Yes, we’d prefer a little more diversification. But when you hear of investors who built quiet, generational wealth, this is how it happens… by holding quality, dividend-paying investments over a long time.
The story of Quincy’s individual, nonprofessional investors dovetails with that of the greatest investor of all time…
Warren Buffett has also owned shares of Coca-Cola for decades, as he reminded us in a recent shareholder letter.
Now, this year’s annual letter to his Berkshire Hathaway (BRK-B) shareholders was one of the shortest he has ever written. You may think that’s because it was a bad year for stocks… and when investments run bad, Buffett may not have as much to crow about. But his Berkshire Hathaway shares actually returned 4% in 2022, compared with a loss of 18.1% for the S&P 500 Index.

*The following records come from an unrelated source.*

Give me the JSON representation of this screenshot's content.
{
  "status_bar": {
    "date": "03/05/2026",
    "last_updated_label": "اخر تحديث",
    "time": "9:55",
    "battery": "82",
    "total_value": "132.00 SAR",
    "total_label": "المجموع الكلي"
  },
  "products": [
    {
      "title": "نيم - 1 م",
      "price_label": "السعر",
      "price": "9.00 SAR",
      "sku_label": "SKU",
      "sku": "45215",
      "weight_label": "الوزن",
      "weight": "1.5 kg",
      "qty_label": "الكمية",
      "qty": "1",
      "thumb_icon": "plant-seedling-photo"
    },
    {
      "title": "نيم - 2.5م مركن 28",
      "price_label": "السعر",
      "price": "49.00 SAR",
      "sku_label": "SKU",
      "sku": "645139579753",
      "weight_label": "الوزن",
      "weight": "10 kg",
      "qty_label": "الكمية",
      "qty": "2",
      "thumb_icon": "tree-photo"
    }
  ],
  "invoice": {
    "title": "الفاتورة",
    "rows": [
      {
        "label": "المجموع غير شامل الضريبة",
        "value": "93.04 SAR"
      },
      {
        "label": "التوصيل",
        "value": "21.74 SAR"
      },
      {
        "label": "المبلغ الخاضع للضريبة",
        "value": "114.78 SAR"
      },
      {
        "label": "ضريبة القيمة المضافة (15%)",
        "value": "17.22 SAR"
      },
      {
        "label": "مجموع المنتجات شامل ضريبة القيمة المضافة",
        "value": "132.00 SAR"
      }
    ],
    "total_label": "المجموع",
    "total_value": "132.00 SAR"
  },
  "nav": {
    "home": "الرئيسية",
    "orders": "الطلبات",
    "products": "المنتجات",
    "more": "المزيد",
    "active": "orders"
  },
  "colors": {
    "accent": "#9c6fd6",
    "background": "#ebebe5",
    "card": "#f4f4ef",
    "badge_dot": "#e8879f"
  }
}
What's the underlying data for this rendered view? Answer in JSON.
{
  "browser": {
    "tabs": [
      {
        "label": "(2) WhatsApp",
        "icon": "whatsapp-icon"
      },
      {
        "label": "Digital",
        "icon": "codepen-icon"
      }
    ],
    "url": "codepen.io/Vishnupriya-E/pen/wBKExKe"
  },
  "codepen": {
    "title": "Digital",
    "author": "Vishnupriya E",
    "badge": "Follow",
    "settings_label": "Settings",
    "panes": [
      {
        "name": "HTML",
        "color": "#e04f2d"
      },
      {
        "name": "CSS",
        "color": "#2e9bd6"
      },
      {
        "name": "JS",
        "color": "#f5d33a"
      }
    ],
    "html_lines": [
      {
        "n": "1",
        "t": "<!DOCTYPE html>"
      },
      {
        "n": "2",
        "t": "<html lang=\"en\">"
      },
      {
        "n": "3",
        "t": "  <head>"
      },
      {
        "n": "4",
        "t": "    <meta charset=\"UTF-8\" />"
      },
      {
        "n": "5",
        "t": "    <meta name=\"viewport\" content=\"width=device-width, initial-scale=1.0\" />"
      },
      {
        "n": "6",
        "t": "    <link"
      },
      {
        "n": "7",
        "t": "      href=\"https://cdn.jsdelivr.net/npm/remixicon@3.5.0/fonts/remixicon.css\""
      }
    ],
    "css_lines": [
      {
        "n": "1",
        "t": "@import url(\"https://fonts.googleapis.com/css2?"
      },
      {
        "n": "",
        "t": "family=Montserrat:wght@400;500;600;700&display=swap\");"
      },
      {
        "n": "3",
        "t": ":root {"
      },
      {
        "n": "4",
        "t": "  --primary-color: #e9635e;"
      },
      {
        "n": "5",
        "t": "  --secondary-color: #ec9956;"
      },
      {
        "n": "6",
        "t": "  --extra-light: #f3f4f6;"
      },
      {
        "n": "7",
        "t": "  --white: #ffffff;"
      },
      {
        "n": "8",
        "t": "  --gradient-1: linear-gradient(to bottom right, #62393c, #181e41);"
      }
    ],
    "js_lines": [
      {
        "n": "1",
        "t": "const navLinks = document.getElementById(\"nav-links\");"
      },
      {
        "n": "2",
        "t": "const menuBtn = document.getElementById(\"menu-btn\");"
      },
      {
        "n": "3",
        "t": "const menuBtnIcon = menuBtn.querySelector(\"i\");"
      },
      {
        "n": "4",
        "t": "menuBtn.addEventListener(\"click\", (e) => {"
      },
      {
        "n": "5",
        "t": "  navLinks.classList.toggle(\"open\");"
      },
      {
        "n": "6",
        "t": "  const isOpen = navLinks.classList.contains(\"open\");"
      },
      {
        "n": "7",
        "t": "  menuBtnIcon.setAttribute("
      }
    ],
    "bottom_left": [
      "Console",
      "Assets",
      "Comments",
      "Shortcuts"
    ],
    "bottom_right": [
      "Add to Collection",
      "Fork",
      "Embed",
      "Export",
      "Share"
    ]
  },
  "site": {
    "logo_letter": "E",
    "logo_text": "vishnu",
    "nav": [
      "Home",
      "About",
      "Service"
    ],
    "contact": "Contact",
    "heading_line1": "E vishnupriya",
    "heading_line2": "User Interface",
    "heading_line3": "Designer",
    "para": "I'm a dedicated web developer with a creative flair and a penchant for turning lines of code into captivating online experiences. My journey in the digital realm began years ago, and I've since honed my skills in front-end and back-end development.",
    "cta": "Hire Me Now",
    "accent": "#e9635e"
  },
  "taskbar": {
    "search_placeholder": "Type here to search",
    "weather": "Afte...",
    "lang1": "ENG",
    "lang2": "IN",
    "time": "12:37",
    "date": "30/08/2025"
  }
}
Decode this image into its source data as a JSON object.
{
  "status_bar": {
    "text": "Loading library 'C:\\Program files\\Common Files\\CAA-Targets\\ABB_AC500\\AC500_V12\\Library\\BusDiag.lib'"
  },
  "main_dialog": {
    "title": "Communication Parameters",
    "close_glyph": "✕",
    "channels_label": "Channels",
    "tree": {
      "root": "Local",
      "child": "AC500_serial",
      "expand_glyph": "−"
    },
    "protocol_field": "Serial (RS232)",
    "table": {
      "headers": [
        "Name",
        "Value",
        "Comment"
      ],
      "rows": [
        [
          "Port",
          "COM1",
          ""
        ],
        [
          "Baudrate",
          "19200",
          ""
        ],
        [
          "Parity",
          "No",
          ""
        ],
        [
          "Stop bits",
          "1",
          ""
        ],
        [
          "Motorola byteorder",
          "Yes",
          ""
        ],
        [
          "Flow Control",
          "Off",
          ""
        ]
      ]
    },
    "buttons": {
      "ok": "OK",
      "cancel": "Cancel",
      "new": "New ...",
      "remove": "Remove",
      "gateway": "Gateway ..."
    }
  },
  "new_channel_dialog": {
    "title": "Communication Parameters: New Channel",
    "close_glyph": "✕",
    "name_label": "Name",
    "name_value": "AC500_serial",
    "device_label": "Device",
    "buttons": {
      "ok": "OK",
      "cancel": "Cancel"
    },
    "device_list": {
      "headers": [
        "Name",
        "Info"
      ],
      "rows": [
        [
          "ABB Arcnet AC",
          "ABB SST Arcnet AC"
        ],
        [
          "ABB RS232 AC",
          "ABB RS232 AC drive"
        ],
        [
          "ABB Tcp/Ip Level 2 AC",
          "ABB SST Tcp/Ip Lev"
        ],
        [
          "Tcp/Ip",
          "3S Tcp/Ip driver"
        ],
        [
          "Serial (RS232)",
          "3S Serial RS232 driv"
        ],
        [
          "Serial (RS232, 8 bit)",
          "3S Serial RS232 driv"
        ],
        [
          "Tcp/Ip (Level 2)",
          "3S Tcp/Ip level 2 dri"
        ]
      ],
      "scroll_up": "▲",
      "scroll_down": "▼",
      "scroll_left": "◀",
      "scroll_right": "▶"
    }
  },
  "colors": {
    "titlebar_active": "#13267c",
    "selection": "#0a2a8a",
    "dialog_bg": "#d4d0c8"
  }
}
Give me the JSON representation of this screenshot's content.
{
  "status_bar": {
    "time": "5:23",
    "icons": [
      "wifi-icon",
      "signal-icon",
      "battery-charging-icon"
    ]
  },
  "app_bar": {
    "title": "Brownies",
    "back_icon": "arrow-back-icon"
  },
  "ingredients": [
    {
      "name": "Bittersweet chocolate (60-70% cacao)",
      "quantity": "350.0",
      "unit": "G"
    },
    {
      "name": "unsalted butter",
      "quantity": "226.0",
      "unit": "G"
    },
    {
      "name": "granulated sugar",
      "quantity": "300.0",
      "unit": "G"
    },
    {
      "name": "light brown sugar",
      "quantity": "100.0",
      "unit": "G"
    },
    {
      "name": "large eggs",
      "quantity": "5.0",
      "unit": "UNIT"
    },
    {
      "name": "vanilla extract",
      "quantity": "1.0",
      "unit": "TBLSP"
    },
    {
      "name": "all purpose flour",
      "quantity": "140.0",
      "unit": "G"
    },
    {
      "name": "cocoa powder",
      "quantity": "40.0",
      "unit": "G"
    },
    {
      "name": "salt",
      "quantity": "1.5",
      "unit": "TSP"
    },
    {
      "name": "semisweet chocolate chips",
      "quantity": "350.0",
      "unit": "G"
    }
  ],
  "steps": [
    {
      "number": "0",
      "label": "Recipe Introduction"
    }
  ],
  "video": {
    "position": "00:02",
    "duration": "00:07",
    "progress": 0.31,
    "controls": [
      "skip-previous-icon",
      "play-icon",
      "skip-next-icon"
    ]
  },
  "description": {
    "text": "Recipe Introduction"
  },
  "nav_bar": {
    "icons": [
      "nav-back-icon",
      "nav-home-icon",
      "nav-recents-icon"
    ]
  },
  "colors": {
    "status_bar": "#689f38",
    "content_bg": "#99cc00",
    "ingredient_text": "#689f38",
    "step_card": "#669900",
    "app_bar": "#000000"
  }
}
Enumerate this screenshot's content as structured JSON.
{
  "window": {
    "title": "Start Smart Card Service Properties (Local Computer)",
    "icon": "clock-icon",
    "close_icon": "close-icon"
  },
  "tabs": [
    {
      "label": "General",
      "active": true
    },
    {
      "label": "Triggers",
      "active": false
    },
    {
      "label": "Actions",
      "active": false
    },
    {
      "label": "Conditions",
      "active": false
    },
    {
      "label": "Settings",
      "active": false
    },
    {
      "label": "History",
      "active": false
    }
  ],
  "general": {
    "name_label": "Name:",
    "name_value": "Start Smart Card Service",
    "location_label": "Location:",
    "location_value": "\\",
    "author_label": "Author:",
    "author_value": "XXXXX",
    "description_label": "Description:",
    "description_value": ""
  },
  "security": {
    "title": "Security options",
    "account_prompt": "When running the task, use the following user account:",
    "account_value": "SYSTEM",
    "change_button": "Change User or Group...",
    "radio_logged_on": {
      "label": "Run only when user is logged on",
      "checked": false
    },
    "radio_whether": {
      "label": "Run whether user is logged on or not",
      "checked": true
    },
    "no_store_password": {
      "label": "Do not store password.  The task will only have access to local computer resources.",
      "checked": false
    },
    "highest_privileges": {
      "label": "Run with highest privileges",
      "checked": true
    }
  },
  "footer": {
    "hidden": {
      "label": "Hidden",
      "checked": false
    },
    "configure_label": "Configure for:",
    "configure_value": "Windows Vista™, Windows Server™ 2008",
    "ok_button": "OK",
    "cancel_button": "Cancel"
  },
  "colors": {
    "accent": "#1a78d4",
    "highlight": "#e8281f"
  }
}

So, maybe it’s no surprise that Buffett went back to some of his time-honored lessons like buying businesses instead of stocks and thinking for the long term. There’s just not much more to successful investing than this…
In August 1994 – yes, 1994 – Berkshire completed its seven-year purchase of the 400 million shares of Coca-Cola we now own. The total cost was $1.3 billion – then a very meaningful sum at Berkshire.
The cash dividend we received from Coke in 1994 was $75 million. By 2022, the dividend had increased to $704 million. Growth occurred every year, just as certain as birthdays. All Charlie and I were required to do was cash Coke’s quarterly dividend checks. We expect that those checks are highly likely to grow.
American Express is much the same story. Berkshire’s purchases of Amex were essentially completed in 1995 and, coincidentally, also cost $1.3 billion. Annual dividends received from this investment have grown from $41 million to $302 million. Those checks, too, seem highly likely to increase.
These dividend gains, though pleasing, are far from spectacular. But they bring with them important gains in stock prices. At yearend, our Coke investment was valued at $25 billion while Amex was recorded at $22 billion. Each holding now accounts for roughly 5% of Berkshire’s net worth, akin to its weighting long ago.
The lesson for investors: The weeds wither away in significance as the flowers bloom. Over time, it takes just a few winners to work wonders. And, yes, it helps to start early and live into your 90s as well.
This is a key concept for income investors: yield on cost.
If you buy shares of a stock that pays $1 per year at $20, you collect a 5% yield. If that dividend per share rises to $2, then you are earning a 10% yield on your cost of shares.
Time + Growing Dividends = Extra-High Yields. It’s that simple.
In Berkshire’s case, its $1.3 billion investment now pays $704 million per year. That’s a 54% yield on cost. In less than two years, Berkshire makes back its entire original investment.
But that’s not all… Typically, the shares you bought don’t currently pay a 10% yield to new investors. Instead, it’s more likely that the shares have risen to keep the yield consistent.
In our example, those $20 shares may have risen to $40 to keep the yield at 5%. In Berkshire’s case, the $1.3 billion invested in Coca-Cola rose to $25 billion.
This is the power of rising dividends. Higher dividends lead to higher yields and to higher share prices as well. And that’s why you want to buy dividend-payers for the long term.
You should always be doing this. But from time to time, you should really be doing this.
At times, the market gives you a particularly ripe opportunity to buy stellar businesses with great dividends at good prices. We’re in one of those periods today.
So, don’t let it pass you by. After all the stock market analyses, forecasts, predictions, hunches, and guesses… this is about as close as you can get to an unassailable investment truth: Buy growing dividends, and you get rich.
Here’s to our health, wealth, and a great retirement,
Dr. David Eifrig
This article was originally published on this site